Helen Chadwick's projected-on-leather self-portraits, with their rococo frames, combine 18th-century lushness with contemporary self-importance. They left me cold. Nor was I much impressed by the ominous roadside eccentrics competently recorded by Jim Stone. He photographs the "Deaf Church Car Wash," "Baptist Missionaries Teaching the Children About Jesus and Watermelon," stuffed foxes, and "Raiter, Former Marine, Converted to Judaism, Living in His Car, Selling Junk From the Hood at the Airport: Minneapolis, Minnesota." Diane Arbus he is not.
This Spectrum show is, as such shows tend to be, a bit of a mixed bag. But be glad it's there. When Ned Rifkin left the Corcoran for his new job at the Hirshhorn, it was feared that the series would cease. The Corcoran -- though it still lacks a director and a curator of contemporary art -- has been smart enough to turn to such gifted free-lance curators as Gossage and John Beardsley, who have kept up the good work.
Contemporary painting often arrives late here. But in the field of photographs as art, this city has for 20 years been kept up to date. Curator Walter Hopps and dealer Harry Lunn, both of whom have since moved on, deserve much of the credit, as do the Corcoran's Jane Livingston -- and Gossage, with whom she has often worked.
He is among the best -- and among the best connected -- photographers in Washington. He teaches at the University of Maryland. His curated exhibitions have brought us the photographs of Louis Faurer, Ralston Crawford and The New York School. For 12 years he's been showing at Castelli Graphics in Manhattan. His dark and mordant exhibition "Stadt des Schwarz: The Berlin Photographs 1982-1986" will open there Thursday. What he knows and sees he shares. His Spectrum show will close Dec. 13.

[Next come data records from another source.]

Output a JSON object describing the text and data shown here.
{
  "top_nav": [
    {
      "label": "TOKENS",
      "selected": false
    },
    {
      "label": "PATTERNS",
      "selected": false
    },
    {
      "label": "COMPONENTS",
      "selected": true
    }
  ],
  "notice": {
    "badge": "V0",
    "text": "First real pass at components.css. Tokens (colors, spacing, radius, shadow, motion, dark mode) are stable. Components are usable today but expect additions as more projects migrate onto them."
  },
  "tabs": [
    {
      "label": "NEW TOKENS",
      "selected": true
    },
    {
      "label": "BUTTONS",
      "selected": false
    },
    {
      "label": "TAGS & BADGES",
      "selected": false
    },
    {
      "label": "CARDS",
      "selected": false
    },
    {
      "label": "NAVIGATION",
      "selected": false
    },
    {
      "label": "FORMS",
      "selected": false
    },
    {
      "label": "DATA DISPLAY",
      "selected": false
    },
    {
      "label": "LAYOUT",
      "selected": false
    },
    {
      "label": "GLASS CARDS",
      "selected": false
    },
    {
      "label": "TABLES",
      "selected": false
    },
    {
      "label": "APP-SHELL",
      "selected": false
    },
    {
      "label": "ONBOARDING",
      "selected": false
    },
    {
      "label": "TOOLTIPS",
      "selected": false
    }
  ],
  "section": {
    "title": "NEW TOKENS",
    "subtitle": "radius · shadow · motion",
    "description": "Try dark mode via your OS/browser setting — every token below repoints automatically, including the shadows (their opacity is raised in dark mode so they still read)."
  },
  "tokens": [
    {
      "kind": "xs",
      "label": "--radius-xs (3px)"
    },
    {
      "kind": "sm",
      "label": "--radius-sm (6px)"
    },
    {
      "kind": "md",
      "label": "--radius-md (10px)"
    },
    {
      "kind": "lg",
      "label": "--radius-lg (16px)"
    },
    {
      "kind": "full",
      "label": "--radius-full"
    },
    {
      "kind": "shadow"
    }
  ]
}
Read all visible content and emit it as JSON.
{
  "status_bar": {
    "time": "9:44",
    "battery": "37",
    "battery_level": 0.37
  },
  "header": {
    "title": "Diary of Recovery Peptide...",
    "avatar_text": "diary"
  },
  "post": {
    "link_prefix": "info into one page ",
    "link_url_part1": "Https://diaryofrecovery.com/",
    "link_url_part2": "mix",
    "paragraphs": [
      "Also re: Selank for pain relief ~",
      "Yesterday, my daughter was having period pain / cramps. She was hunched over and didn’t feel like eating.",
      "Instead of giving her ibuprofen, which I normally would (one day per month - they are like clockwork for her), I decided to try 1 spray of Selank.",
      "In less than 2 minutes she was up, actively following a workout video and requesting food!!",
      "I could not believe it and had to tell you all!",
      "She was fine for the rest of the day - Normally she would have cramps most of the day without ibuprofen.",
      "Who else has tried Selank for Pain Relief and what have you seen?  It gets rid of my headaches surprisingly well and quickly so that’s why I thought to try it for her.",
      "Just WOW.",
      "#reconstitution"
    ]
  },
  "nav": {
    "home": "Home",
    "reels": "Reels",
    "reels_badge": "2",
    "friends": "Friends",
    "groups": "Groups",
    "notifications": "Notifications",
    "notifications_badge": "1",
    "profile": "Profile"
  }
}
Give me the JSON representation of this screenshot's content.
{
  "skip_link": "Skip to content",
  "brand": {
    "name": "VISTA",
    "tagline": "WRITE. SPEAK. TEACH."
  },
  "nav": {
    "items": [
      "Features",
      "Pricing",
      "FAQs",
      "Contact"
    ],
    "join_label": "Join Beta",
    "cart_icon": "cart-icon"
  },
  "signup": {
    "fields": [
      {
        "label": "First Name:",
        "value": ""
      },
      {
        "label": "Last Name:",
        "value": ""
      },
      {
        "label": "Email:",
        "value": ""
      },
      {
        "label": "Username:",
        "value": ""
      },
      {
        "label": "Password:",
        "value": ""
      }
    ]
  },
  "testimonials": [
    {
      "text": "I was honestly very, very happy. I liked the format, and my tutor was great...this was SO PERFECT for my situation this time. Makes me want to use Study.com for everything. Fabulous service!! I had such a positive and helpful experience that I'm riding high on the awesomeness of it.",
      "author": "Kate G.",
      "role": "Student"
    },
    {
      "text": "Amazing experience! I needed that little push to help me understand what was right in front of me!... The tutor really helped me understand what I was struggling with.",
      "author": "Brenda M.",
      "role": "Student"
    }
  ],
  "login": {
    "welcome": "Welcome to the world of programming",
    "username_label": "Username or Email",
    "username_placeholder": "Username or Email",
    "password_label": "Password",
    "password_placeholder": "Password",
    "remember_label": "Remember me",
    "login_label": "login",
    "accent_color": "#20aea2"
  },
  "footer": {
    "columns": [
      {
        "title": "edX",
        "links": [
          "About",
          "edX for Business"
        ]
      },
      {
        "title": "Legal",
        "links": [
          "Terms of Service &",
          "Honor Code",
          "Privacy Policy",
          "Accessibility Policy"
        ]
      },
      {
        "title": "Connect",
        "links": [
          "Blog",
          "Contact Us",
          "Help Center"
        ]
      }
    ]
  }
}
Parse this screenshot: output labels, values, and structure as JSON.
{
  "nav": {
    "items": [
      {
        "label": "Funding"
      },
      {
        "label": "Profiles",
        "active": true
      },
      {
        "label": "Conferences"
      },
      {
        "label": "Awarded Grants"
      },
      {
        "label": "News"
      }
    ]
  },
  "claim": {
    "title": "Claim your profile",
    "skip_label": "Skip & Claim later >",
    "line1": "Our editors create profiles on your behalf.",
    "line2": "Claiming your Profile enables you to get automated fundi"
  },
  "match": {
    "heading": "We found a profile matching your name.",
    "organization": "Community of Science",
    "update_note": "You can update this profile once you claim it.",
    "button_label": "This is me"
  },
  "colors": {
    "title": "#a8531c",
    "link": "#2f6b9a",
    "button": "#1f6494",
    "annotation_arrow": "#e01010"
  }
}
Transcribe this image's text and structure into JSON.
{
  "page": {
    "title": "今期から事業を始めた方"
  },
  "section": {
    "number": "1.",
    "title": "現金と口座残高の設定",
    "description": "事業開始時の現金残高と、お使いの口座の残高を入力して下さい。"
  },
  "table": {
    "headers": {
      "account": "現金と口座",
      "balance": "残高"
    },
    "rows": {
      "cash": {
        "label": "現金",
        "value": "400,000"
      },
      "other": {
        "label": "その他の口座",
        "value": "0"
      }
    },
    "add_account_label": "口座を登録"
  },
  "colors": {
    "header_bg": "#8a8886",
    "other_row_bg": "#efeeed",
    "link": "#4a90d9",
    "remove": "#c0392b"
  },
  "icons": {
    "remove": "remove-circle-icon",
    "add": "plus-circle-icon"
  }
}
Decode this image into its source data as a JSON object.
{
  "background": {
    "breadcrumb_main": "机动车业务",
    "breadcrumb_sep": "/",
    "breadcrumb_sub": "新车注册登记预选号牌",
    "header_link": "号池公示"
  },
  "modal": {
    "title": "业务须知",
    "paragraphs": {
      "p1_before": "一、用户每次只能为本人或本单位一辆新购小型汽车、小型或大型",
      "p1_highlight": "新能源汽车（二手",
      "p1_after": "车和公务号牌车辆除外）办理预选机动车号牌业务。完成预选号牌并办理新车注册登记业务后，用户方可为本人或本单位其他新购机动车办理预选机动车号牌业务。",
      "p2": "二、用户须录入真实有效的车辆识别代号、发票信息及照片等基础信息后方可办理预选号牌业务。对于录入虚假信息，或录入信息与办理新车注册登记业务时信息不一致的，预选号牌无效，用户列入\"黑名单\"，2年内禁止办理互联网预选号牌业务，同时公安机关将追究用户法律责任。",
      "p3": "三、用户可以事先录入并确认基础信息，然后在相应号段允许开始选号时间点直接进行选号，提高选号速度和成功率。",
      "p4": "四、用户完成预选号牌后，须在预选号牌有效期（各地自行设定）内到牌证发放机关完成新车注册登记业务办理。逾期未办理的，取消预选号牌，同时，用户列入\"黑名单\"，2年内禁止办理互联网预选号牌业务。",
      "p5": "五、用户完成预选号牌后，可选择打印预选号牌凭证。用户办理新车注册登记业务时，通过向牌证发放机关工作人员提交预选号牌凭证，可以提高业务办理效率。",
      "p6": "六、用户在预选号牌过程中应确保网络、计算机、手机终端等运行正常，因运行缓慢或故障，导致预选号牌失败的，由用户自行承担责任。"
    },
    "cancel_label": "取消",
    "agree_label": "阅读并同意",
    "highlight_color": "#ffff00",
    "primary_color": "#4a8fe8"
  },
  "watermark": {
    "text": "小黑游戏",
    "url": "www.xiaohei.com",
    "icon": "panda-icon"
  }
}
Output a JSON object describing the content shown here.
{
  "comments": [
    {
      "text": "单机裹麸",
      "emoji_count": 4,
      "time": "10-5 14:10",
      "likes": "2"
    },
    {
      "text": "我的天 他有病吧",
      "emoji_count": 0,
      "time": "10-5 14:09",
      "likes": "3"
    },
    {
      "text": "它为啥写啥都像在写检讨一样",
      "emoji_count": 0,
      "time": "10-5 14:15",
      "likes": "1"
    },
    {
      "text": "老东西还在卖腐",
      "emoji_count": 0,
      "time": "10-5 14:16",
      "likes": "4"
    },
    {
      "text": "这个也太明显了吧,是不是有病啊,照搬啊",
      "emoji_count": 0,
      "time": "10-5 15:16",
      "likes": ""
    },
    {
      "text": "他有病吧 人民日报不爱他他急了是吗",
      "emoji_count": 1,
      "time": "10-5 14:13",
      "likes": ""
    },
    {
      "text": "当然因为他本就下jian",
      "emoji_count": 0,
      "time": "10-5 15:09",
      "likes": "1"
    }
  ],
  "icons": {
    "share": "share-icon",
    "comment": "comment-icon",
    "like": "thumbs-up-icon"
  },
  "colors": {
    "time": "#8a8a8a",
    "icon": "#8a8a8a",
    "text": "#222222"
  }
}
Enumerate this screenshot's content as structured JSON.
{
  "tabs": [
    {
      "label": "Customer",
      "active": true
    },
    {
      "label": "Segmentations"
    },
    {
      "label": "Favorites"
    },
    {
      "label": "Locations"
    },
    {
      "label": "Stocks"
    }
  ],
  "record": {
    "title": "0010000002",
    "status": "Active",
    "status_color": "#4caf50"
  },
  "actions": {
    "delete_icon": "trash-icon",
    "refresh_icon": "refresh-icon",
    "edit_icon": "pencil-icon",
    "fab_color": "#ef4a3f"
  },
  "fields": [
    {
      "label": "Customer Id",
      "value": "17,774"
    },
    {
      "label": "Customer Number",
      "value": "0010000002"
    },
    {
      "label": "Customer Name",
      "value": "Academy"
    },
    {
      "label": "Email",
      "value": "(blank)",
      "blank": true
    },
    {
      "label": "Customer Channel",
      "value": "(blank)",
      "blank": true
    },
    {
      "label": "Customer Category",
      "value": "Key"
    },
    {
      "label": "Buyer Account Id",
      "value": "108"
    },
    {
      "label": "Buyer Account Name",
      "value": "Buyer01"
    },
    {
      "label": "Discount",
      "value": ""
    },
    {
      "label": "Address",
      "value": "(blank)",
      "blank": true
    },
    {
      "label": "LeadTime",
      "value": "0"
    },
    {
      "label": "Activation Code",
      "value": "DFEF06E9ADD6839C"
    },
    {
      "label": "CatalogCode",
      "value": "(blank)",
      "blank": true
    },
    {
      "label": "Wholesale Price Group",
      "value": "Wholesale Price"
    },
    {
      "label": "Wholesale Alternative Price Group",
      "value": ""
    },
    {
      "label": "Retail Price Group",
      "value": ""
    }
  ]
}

The Corcoran is also showing the subtle, lovely, entirely unshocking, photographs of Richard Pare. If you have ever tried to make a tourist's snapshot that does justice to a monument that moves you -- say the striped cathedral at Orvieto or San Marco in Venice or Le Corbusier's Villa Savoie outside Paris -- Pare's quiet, flawless images will fill your heart with envy. In every one you feel his admiration for the masters, his competence, his love. A number of his images, most of Japanese gardens, are now on view at Kathleen Ewing, 1609 Connecticut Ave. NW. His show at the Corcoran closes Oct. 4.